The Cabinet on Thursday approved a crucial Bill to confiscate assets of fugitive economic offenders like jeweller Nirav Modi and also decided to tighten the scrutiny of auditing firms by setting up an “oversight body”, effectively stripping the Institute of Chartered Accounts of India (ICAI) of some of its precious regulatory functions. The government will now place the Fugitive Economic Offenders Bill (FEOB), 2017, which was cleared by the Cabinet, in Parliament as soon as the Budget session reconvenes on March 6, finance minister Arun Jaitley said after the Cabinet meeting. Once cleared by Parliament, the law will make it easier to attach all the assets of economic offenders fleeing India to escape the reach of law, even without a conviction. Offences with a value of Rs 100 crore or more will be covered by this law. While the existing Prevention of Money Laundering Act (PMLA) has provisions for the confiscation of an offender’s assets, it can happen only after his conviction, and the confiscation is also limited to the proceeds of the relevant crime. However, the new Bill provides for the attachment of all the assets of offenders, irrespective of whether these are the proceeds of crime or not, Jaitley said.
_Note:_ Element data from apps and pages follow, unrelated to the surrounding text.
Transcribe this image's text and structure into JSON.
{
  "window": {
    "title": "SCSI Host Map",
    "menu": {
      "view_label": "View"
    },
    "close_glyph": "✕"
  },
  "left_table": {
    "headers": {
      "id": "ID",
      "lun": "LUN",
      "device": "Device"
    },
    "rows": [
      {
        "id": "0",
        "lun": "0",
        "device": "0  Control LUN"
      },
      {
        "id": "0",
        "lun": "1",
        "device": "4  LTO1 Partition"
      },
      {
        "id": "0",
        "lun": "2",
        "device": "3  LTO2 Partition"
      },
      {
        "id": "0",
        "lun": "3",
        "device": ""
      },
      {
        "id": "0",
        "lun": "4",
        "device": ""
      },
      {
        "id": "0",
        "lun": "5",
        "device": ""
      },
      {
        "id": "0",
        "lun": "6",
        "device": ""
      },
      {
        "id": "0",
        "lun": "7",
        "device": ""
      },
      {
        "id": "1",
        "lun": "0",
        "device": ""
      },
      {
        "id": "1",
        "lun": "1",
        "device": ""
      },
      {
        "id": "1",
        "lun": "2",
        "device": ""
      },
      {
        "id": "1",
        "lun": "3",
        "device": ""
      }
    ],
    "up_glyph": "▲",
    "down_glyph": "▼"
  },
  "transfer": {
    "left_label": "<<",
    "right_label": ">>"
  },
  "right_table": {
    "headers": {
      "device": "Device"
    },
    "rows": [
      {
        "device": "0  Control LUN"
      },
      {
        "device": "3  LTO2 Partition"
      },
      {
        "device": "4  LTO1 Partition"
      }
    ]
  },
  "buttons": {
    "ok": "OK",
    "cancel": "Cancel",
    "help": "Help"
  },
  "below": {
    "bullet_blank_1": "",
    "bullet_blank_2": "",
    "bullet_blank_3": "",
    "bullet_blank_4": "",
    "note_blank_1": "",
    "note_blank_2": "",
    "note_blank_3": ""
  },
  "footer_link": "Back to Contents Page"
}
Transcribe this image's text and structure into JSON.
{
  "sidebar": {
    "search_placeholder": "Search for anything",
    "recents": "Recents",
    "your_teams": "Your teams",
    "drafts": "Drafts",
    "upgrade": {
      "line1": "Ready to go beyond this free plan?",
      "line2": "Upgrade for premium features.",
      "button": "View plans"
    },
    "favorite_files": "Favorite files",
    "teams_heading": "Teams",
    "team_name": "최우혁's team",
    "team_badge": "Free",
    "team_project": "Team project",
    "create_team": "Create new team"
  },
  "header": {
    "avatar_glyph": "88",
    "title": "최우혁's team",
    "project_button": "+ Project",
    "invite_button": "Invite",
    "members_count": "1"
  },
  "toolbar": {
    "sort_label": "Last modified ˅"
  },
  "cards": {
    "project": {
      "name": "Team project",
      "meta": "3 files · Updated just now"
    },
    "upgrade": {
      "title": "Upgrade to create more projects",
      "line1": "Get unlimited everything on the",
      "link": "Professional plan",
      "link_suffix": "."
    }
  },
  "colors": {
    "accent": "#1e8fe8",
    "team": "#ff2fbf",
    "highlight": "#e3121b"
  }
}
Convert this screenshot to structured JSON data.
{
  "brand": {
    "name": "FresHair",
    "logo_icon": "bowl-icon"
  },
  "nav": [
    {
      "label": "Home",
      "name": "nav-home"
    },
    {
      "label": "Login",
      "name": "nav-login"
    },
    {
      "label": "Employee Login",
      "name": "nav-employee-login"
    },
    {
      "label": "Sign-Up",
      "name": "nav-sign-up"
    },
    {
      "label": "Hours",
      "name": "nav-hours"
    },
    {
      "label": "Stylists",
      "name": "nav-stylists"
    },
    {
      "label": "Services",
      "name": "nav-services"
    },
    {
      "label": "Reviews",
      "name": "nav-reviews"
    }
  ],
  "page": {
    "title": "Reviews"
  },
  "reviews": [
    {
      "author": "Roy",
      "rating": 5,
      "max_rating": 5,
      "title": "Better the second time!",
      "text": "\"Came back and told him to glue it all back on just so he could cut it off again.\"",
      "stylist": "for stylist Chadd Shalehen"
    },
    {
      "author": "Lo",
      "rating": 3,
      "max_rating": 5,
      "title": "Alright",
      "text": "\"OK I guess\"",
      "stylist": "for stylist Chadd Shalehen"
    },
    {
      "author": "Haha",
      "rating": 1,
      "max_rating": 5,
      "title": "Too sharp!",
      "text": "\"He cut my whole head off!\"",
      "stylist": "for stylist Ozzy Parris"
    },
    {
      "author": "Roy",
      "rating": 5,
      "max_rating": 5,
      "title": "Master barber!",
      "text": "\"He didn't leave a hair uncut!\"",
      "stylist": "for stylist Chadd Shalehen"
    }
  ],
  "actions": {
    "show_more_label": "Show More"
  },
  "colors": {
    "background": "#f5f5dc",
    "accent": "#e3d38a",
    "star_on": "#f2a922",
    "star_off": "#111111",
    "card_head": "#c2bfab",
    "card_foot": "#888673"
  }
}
The Cabinet’s clearance to the National Financial Reporting Authority (NAFRA), as envisaged in the Companies Act, 2013, will see the body working as a regulator for auditors of all listed and large unlisted firms above a certain threshold. The ICAI, the apex body of chartered accountants that currently functions as a self regulator, will continue to be the watchdog of other smaller unlisted firms. Moreover, ICAI’s other functions, including conducting examinations for CAs, will continue to be vested with it. NAFRA will comprise a chairman and a maximum of 15 members. “We can’t allow people to make a mockery of law — that you first indulge in loot and then refuse to submit to our legal system,” Jaitley said, in a veiled reference to businessmen like Modi and Vijay Mallya.
The decision to set up NAFRA seemed to have been prompted by the government’s perception of ICAI’s inability to discipline some of its auditor-members found to have indulged in professional misconduct, said Pavan Kumar Vijay, founder of consultancy firm Corporate Professionals. “It’s a welcome move.” Commenting on FEOB, Jaitley said to attach the foreign assets of a fugitive offender, the cooperation of the relevant country will be required. FEOB will empower special courts to declare one a fugitive economic offender and allow designated investigating agencies to attach his assets, without any encumbrances.